Under the patronage of St. Tammany
Mark C. N. Sullivan is an editor at a Massachusetts university. He is married and the father of three children. Email
Spending a couple of hours in the car each day driving to and from work, I've become addicted to books on tape. Sometimes I chart my course by the libraries along the way that carry this or that audiocassette, the thought of having to rely on talk radio, shuddering.
In my view, the reader makes all the difference. I agree with Katherine Powers that Simon Prebble is the man for Dick Francis, though Tony Britton will do in pinch. Anything read by Edward Herrmann is usually good. Michael Jayston is the one for PD James.
Currently I'm on a Bernard Cornwell kick, recently having discovered his Richard Sharpe stories (well read by the late David Case) that tell the adventures of a British rifleman in the Napoleonic Wars, and are great swashbuckling fun.

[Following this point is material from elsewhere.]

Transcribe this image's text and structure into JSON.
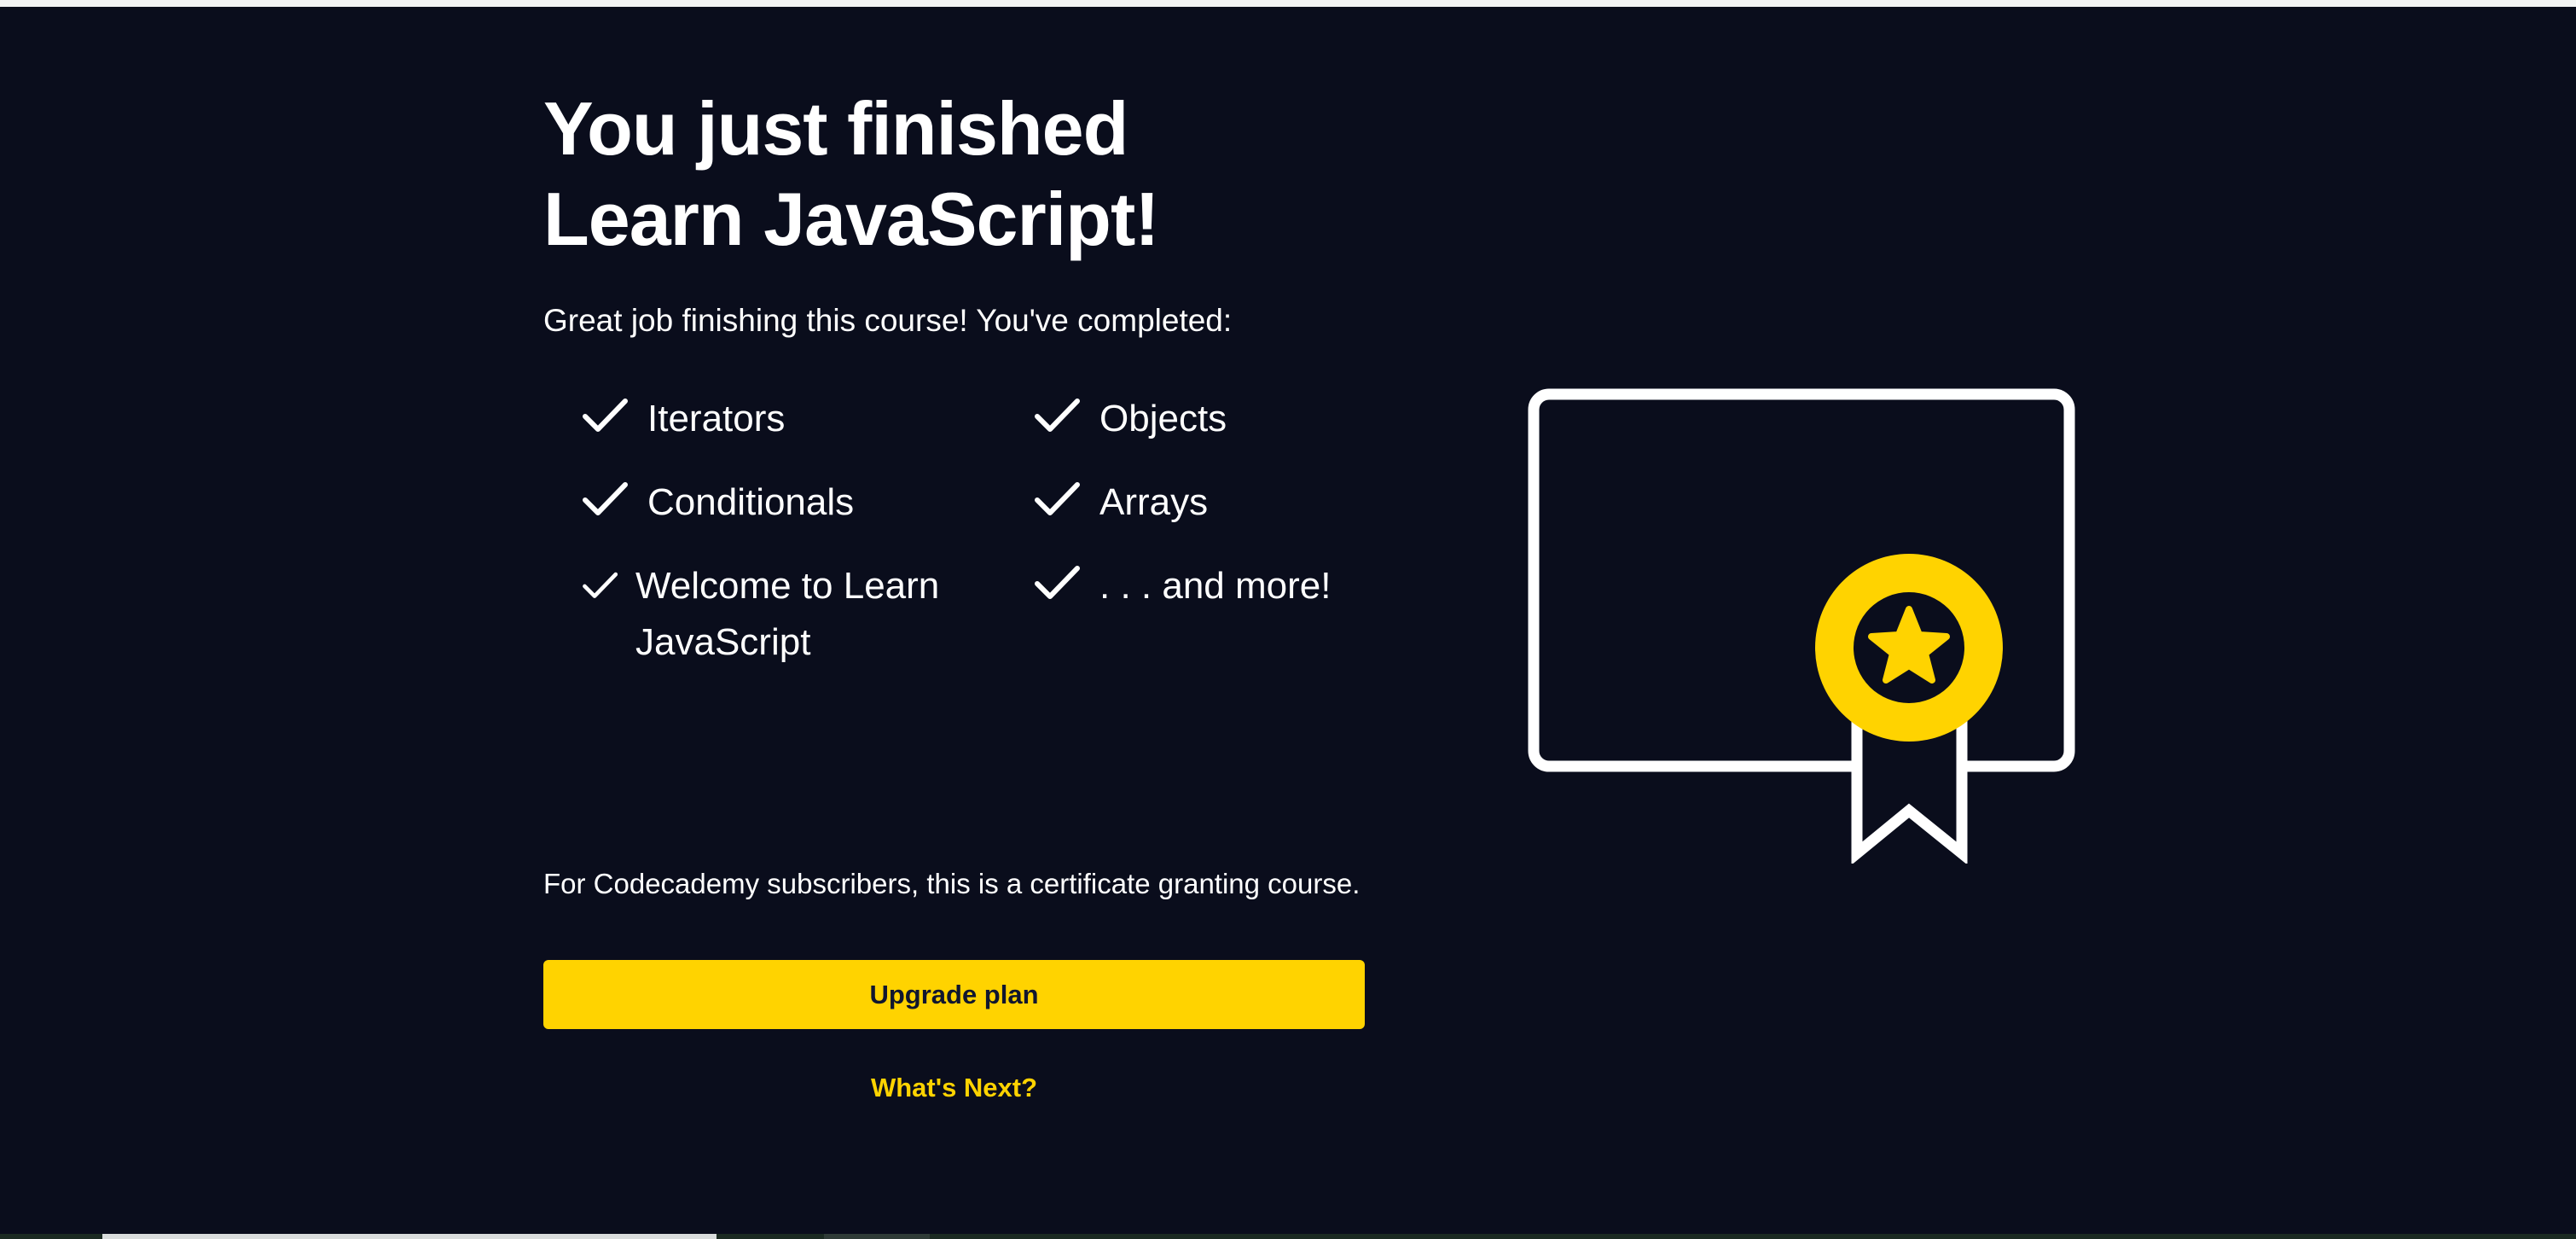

Sharpe's Rifles and the public TV program it inspired are compared in a review at Brothers Judd:
Here they fight in Spain with the partisans against the French, and their particular mission comes to be flying an ancient battle gonfalon -- the banner of Santiago Matamoros (St. James the Moor slayer) -- over the French-held town of Santiago de Compostela, in order to provide the sort of miracle that will summon the Spanish people to rise up against Bonaparte.
…Sharpe's Spanish ally is Don Blas Vivar and they are opposed by the Don's brother, the Count of Mouromorto. When the brothers duel in the television version they exchange words that make it quite clear that Vivar represents all the tradition and religiosity of Catholic Spain while his brother represents the cold reason of Enlightenment France. The contrast is somewhat less forthright in the book, but:
A Spanish Sergeant held the great banner that had been hung from a cross-staff on a pole. He waved it so that the silk made a serpentine challenge in the dusk.
The Count of Mouromorto saw the challenge and despised it. That streamer of silk was everything he hated in Spain; it stood for the old ways, for the domination of church over ideas, for the tyranny of a God he had rejected...
A nice Burkean touch that, the godless French forces against the Christian Brits and Spaniards. And in the book the "miraculous" nature of the mission is played to the hilt. You can't go wrong with book or movie and ought to enjoy both.